Meet Marketing Professor Natalie Mitchell
Incoming Assistant Professor Natalie Mitchell comes to Merrimack from Tulane University where she taught graduate and undergraduate Marketing courses. She graduated from the University of Florida in 2004 with a B.S. in Public Relations and received an M.S. in Integrated Marketing Communications from Florida International University in 2009. She spent several years working in communications, merchandising, media planning and event planning, and then went on to earn a Ph.D. in Advertising and Marketing from the University of Texas in 2014. Her dissertation focused on the impact of luxury brand mentions on consumer culture.
You spent several years working at Macy’s. How does that experience inform your teaching?

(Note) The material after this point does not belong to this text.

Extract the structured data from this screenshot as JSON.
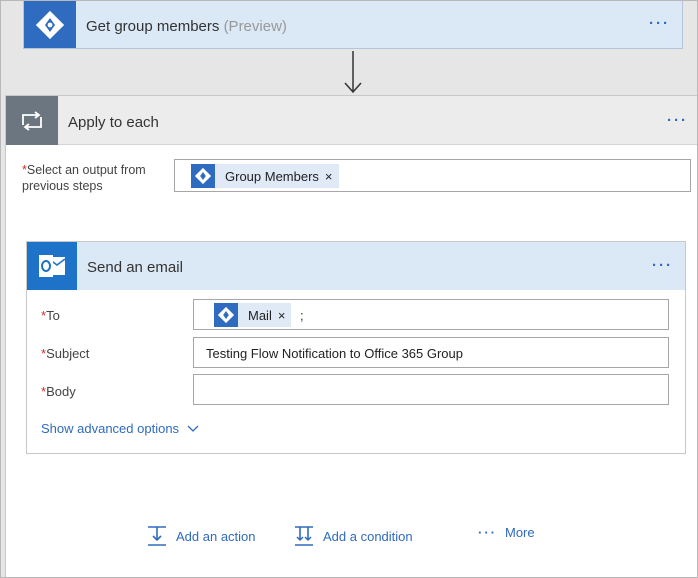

During my time at Macy’s, I worked as a merchandiser for Men’s Underwear and basics, and as an assistant media planner. Those two roles prepared me for bigger responsibility when, as the southeast regional special events manager, I was responsible for planning events from Atlanta to Memphis to Charlotte – focusing on shoes, fragrances and handbags. My job involved planning an event theme, creating activities, hiring talent, securing vendors, managing legal contracts, initiating sales incentives, merchandising, and developing advertising. The events included fashion shows, cooking demonstrations, celebrity public appearances (50 Cent, Patti LaBelle, Robin Thicke, Queen Latifah, Chef Emille, Carla Hall, among others), and more.
I integrate these experiences into my classes on Events Marketing, Retailing, and Business to Business Marketing. Students are tasked with developing a special event, determining how to maximize merchandise buys, negotiating retail space in a store, creating sales incentives, and developing partnerships with non-profits to add more value to events. Students learn that there is a tremendous amount of work, quick thinking, and responsibility involved with this business.
What have you observed in your studies of the impact of marketing communications on consumer culture, such as luxury brands and reality TV?
Historically, luxury brands were marketed to its niche consumers. With the emergence of reality TV programs showcasing desirable lifestyles, luxury brands are integrated and promoted now to mass audiences. In my research, I’ve learned that consumers, particularly marginalized consumers, are influenced by luxury brand integrations in reality TV. Considering they lack the economic means to acquire similar brands depicted in the shows, they tend to engage in consumption mimicry, but to their personal and financial detriment.
What should students expect in your classroom?
Students should expect to be challenged to think deeper. I aim to facilitate a learning environment that encourages students to critically analyze advertisements, intended messages, product use, and marketing’s impact on the environment and society. Marketing involves delivering a product or service to fulfill consumer needs, but to what extent? I challenge students to consider all stakeholders and the pros and cons to fully grasp the breadth and depth of marketing.
Students can also expect to find relevant topics. Relevance encourages increased student engagement and a positive and meaningful learning experience. Pop culture artists and musicians (Beyonce, Jay Z, Taylor Swift), leading brands (Apple, McDonald’s), new advertising trends, consumer demographic shifts, and industry professionals as guest speakers, all make for great class discussions, case study analysis, and demonstrate the logical connection between course material and real-world examples.
When you’re not teaching, doing research, or writing, what will you be doing?
Travel, live music and festivals are common pastimes of mine. As a southerner, I love college football. Go, Gators! I also enjoy watching documentaries. Mentorship and community service are very important to me. I spend time supporting underserved students with college admissions.
A surprising fun fact: I love and am pretty good at air hockey – so test me!
What attracted you to Merrimack College?
As a consumer culture researcher, my initial attraction reflects the research paradigm of a faculty member. Consumer culture is a niche research field, and I was pleased and excited to learn Merrimack was receptive to it. I felt the institution was genuinely interested in me and how I can contribute to Merrimack. The close proximity to Boston is also attractive, providing opportunities to connect with marketers and lots of leisure activities as well.